March 21 (IFR) - The number of US companies at the lower end
of the ratings scale has continued to decline, as investors
willing to lend to riskier companies in pursuit of yield has
helped improve credit quality, according to Moody's.
The number of non-financial US companies on Moody's B3
negative and lower corporate ratings list continued to decline
in the early months of 2013, the rating agency said in a report.
After hitting a 2012 low of 152 in December, the number fell
to 146 as of March 1. At the same time a year ago, the list
comprised 176 companies and nearly 300 at its peak during the
"Strong market access and slow but steady economic growth
have continued to reduce the number of companies in the lower
ranks of credit quality," said David Keisman, senior vice
president and the lead analyst of the report.
The Federal Reserve has played its part by holding to its
policy of large-scale bond purchases. That has allowed companies
at the lowest end of the credit scale to fund at record low
yields, although investors are now bracing for the inevitable
moment when the Fed withdraws its stimulus.
Credit investors have become more cautious when it comes to
duration, according to a recent Barclays survey, with some 30%
of respondents intentionally reducing duration in their
portfolios to limit interest rate risk.
In its policy statement this week, the Fed addressed the
growing concerns among Fed officials about the negative
consequences of the buyback programs, including the worry that
they are inflating asset prices.
"The Committee will continue to take appropriate account of
the likely efficacy and costs of such purchases as well as the
extent of progress toward its economic objectives," said the
"We want to be sure that we are not unnecessarily
encouraging excessive risk taking or other problems in the
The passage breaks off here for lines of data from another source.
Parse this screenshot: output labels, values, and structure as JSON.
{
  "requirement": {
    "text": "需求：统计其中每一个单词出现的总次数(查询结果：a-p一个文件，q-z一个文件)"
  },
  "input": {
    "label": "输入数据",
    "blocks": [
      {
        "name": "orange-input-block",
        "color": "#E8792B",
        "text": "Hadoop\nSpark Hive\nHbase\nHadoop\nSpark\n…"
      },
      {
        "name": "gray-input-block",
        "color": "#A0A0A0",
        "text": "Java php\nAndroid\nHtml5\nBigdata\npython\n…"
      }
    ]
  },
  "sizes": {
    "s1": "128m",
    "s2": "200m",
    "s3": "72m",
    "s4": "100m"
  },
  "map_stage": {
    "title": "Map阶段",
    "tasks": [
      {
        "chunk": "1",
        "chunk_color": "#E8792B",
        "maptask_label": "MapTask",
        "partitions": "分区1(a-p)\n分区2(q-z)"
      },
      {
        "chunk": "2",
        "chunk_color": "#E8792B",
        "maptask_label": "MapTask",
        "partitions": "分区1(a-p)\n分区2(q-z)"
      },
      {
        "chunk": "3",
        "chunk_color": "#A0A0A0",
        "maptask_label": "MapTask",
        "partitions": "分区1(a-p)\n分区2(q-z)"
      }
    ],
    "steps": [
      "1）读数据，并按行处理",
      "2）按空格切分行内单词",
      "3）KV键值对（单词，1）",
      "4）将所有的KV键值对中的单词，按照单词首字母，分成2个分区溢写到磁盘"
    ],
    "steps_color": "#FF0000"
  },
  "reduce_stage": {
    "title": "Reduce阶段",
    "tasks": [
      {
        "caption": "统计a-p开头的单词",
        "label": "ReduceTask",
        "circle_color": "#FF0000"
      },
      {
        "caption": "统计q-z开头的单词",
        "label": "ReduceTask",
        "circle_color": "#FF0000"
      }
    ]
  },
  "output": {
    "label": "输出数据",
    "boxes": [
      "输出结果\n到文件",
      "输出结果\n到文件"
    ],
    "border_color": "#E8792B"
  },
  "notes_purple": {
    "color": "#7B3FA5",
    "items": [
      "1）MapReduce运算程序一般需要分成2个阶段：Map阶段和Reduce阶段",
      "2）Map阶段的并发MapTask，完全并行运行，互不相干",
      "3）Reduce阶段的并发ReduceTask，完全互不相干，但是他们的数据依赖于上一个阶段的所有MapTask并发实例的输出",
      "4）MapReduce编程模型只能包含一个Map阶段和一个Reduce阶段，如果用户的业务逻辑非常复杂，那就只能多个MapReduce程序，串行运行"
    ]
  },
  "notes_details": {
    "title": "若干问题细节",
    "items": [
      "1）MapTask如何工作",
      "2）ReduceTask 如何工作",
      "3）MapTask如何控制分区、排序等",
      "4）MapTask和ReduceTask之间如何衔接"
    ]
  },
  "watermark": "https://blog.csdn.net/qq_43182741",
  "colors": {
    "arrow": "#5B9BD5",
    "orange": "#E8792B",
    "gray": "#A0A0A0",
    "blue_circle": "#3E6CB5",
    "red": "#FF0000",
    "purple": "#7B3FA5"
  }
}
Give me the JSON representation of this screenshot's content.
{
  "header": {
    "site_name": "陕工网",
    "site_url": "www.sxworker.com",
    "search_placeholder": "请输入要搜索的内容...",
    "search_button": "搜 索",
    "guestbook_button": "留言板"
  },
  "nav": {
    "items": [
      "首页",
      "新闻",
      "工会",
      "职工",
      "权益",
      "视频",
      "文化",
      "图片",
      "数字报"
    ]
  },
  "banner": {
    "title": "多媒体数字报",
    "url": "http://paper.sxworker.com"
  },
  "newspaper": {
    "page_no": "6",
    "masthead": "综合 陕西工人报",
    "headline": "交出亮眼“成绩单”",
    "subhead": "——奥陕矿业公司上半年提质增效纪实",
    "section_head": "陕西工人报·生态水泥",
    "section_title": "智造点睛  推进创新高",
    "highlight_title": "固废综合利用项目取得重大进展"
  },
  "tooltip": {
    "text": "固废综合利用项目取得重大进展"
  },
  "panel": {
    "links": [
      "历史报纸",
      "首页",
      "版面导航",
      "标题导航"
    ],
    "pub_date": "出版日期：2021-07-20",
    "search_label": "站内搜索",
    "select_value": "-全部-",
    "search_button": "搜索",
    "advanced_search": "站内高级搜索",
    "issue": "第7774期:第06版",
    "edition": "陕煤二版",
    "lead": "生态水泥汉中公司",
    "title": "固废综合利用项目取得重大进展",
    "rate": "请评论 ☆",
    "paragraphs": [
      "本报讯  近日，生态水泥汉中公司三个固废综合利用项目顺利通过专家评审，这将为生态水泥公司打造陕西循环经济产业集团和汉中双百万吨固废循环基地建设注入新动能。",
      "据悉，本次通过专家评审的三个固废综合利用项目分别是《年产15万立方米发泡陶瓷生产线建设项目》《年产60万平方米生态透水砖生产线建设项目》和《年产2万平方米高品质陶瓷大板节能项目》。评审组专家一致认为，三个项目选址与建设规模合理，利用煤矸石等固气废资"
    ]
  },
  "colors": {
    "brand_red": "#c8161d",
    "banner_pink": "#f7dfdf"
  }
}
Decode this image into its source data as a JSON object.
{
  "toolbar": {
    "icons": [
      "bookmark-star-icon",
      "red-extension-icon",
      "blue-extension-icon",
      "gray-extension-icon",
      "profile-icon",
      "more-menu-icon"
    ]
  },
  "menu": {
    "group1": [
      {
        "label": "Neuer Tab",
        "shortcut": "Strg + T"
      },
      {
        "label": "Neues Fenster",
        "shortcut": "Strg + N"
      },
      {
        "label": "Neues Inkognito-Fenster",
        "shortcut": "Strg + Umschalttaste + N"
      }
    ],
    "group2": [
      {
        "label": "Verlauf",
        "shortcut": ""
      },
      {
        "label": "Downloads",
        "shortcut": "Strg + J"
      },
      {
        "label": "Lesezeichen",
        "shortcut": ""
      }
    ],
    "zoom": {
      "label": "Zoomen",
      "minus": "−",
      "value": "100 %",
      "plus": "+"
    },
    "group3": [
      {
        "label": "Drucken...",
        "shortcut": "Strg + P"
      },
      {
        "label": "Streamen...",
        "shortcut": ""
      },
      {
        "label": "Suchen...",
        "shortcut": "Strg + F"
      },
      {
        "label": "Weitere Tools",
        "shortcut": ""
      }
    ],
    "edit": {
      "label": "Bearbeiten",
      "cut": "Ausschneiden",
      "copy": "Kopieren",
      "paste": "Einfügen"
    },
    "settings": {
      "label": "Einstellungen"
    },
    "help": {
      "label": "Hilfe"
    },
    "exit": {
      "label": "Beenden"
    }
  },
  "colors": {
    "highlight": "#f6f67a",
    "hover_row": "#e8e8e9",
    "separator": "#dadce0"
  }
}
financial markets," Fed Chairman Ben Bernanke said during a
Strong investor demand, in turn, has allowed many companies
to market bonds with weak covenant protections, according to
Moody's. Covenant quality has been declining steadily since last
July and hit it lowest-ever level in February, said the rating
Such weak credit protection could become a significant issue
for high-yield investors if the speculative-grade default rate
begins to rise from its current historically low level.
However, continued access to credit markets for low-rated
corporates should keep the trailing 12-month US
speculative-grade default rate low.
The rate stood at 3.3% in February, below its average of
4.53% since 1993. Moody's baseline forecast calls for the
default rate to end 2013 at 2.5%.